“The value of collaboration is not just about efficiency for time, money or sharing patients but for looking at large amounts of data. The collaboration relies on individual expertise and this gives the ability to apply science to the same cohort of patients; from the microbiome, metabolism, mitochondria metabolism and epidemiology.”

“The National Institute of Health’s strong focus on collaboration in its funded projects is a really positive step forward. I am also encouraged by the formation of the Australian ME/CFS Discovery Network. Scientists in the network can publish individually or collectively, IP can be kept, It is not exclusive and we have an open door policy to others wanting to join,” he said.

“While working at the Open Medicine Foundation I will be finishing a number of research papers and helping the continuance of research at the University of Melbourne through two part-time scientists. I’m looking forward to working on a plan for new projects and continuing on the research in the coming months.”

Using technology to track patient data
Dr Armstrong has also worked with others on a digital health platform to collect and track data on symptoms in patients. Called ‘Symplist’, it allows scientists, clinicians and researchers to create surveys target specific participants. Patients can then respond and answer questions about their symptoms via an app.

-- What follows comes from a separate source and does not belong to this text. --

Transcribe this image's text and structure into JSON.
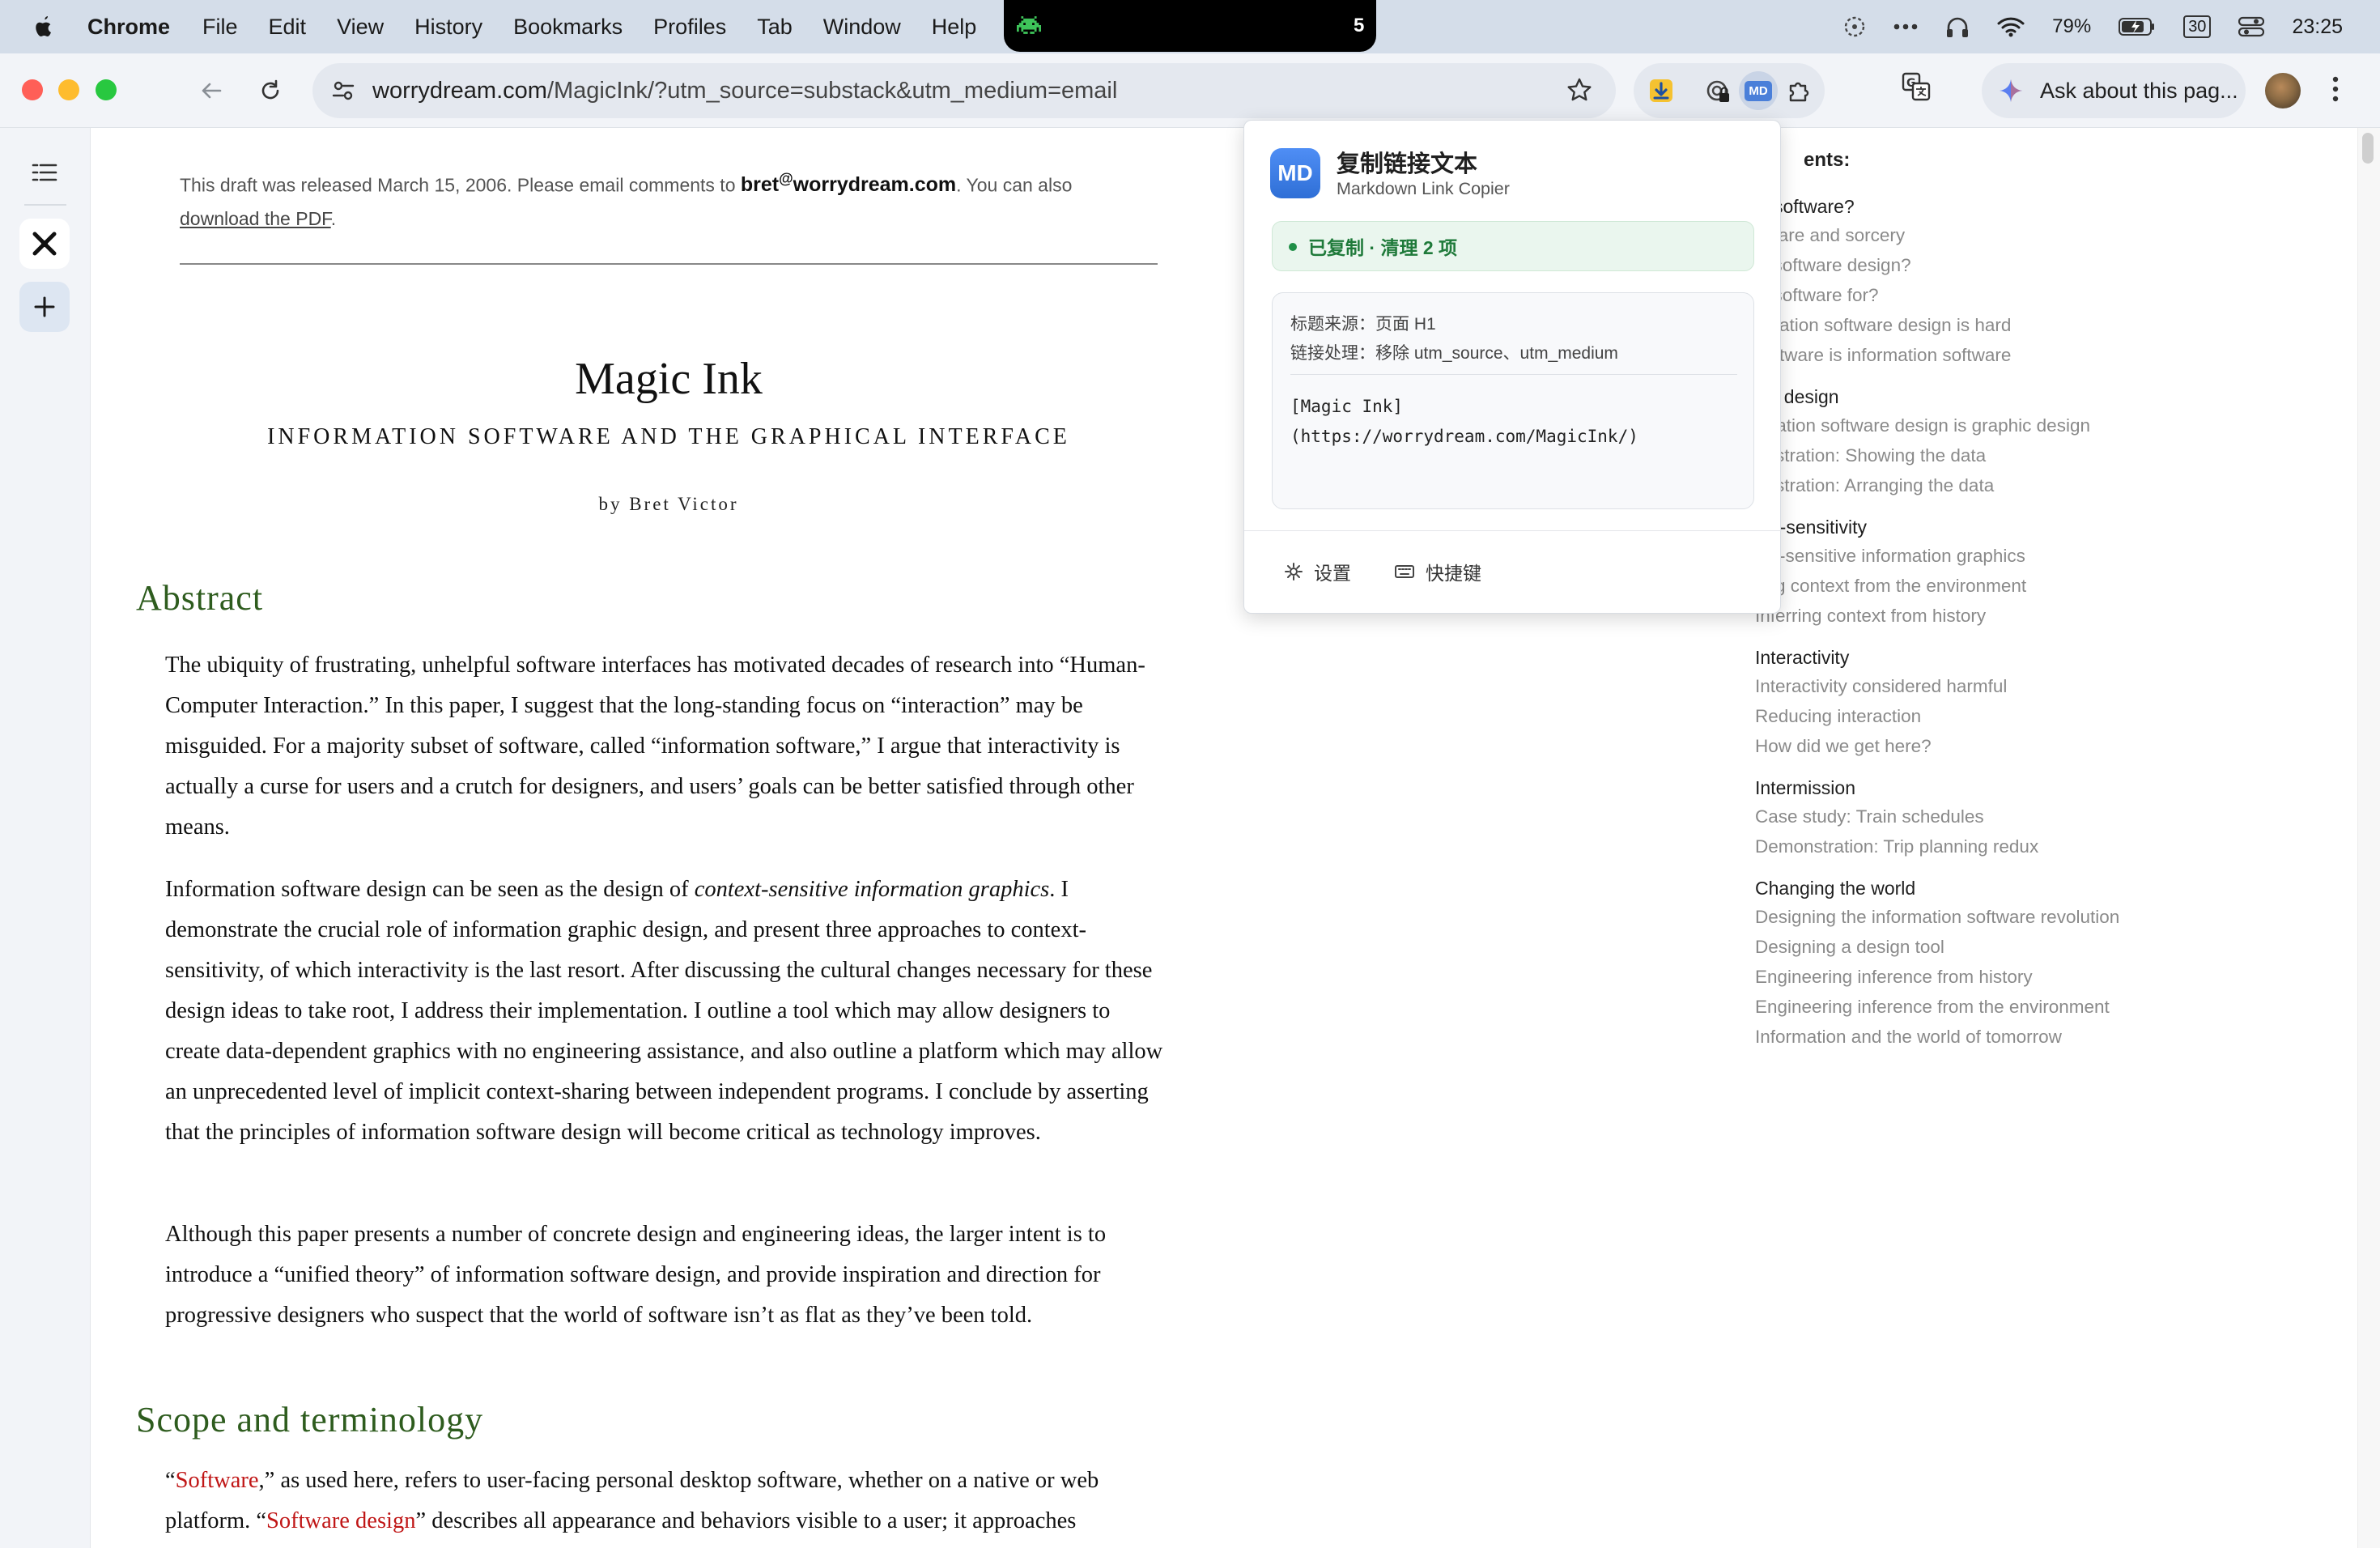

This data, in conjunction with the samples collected and analysed, will provide detailed information for research. The app will have a broader application than just people with ME, it could be used to study a variety of conditions.

Individuals can download the app to track their own symptoms and activities, independent of participating in surveys. People can also indicate their interest in participating in surveys and then researchers can sent invitations to participate in research.

Symplist will go into beta testing in the next few months.

Outside the lab
Dr Armstrong is known for his community engagment and is generous with his time and expertise, joining ME Australia to lobby government and explain promising Australian scientific research.

He was one of the scientists on SBS’ Insight program about chronic fatigue syndrome and ME, broadcast in October last year.

Bio21 hosted a screening of the film ‘Unrest at Melbourne University and Dr Armstrong presented at the event. In a few weeks he will be presenting at the 2019 ME/CFS International Research Symposium in Victoria, Australia.

Throughout 2018 Dr Armstrong met with federal politicians, including Health Minister  Greg Hunt, to ask for funding for biomedical research into ME. He also briefed Australia’s Chief Medical Officer on the latest Australian and international biomedical research into ME, along with Dr David Tuller and Fane Mensah.

“Community and political engagement is important because someone needs to speak up. In some ways I wish I didn’t have to do it. I wish there was a stable scientific environment with enough funding,” said Dr Armstrong.

“Patients themselves have been patient enough.”

chris 3
Dr Christopher Armstrong with Fane Mensah

See a list of Dr Armstrong’s publications and read summaries of his work:

Australian metabolomics study of young women with ME/CFS (CCC)

Metabolomic study finds amino acid deprivation impacts pain